A "short, sharp, shock" is needed to tackle sectarianism in the short-term in Scotland, according to football supporters across the country.
Old Firm supporters offered different perspectives
Consultation with fans of 17 clubs found many believe sectarianism is a problem of Scottish society rather than Scottish football.
The report from Professor Bert Moorhouse called on the Old Firm to join forces to tackle bigotry.
And it recommended footballers should be given anti-sectarian training.
The independent report was based on discussions "with some of the most experienced, most travelled and most dedicated football fans in Scotland".
Professor Moorhouse found sectarianism was seen as a major problem in Scottish football.
It was viewed predominantly as a located within fans of Celtic and Rangers, though Hearts and Airdrie United were mentioned.
The report stated: "A generally expressed view was that, while the rest of Scotland has 'moved on', the Glasgow region is still locked into an outmoded, strange and unpleasant 'tradition'."
Celtic supporters involved in the consultation agreed sectarianism was a major problem but see it as much more widespread than other supporters.
They said they are the recipients of sectarian sentiments.
Rangers supporters were the only group which felt sectarianism was not a major problem in Scottish football.
They argued the situation had been getting steadily better over the last few years and told researchers they believed it was nowhere near as bad as painted.
The report recommends:
- Celtic and Rangers merge their current anti-sectarian initiatives

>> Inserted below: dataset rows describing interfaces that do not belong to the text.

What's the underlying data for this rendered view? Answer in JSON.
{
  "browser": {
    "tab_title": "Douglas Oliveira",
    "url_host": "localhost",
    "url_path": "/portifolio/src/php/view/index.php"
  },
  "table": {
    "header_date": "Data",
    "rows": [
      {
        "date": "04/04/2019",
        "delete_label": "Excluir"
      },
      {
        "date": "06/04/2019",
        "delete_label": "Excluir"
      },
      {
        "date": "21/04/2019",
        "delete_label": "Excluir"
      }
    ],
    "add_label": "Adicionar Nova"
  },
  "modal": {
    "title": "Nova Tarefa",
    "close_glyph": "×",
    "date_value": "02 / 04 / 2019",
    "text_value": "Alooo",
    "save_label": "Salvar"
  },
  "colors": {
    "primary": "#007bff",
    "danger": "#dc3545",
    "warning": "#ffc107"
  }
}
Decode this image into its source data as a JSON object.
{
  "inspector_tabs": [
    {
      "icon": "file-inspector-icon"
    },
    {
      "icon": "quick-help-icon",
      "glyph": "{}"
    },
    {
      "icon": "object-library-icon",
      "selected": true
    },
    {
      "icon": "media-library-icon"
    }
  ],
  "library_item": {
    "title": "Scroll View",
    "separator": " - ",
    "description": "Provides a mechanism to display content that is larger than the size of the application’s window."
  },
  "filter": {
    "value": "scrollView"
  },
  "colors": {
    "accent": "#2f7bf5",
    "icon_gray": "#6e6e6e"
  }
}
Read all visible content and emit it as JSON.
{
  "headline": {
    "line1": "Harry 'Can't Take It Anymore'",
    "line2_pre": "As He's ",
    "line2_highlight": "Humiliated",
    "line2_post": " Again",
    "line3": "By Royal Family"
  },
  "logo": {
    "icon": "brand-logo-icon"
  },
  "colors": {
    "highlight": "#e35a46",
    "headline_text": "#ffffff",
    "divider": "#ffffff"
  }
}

- The executive and the Scottish Football Association fund a sustained publicity campaign against sectarianism
- All footballers playing for major clubs receive anti-sectarian training.
- The executive and Sportscotland provide a small fund for supporter led initiatives to counter sectarian sentiments
- Modifications to half-time entertainment at Ibrox and Celtic Park to emphasize both are Scottish clubs
- The executive, police, Celtic, Rangers and stewarding companies review policies for marshalling football fans
- Celtic and Rangers review their current procedures for the allocation of tickets for their away matches and facilitate self-policing
The report also suggests the executive and SFA meet with editors and sports editors to discuss coverage of sectarianism.
Sports Minister Patricia Ferguson said: "The vast majority of fans attend matches for the love of football and a desire to support their team.
"However, there are those that continue to use football as a platform to articulate unacceptable expressions of sectarian hatred.
"I am pleased that fans from our football clubs have aired their views, which will inform the executive's drive to combat sectarianism in football."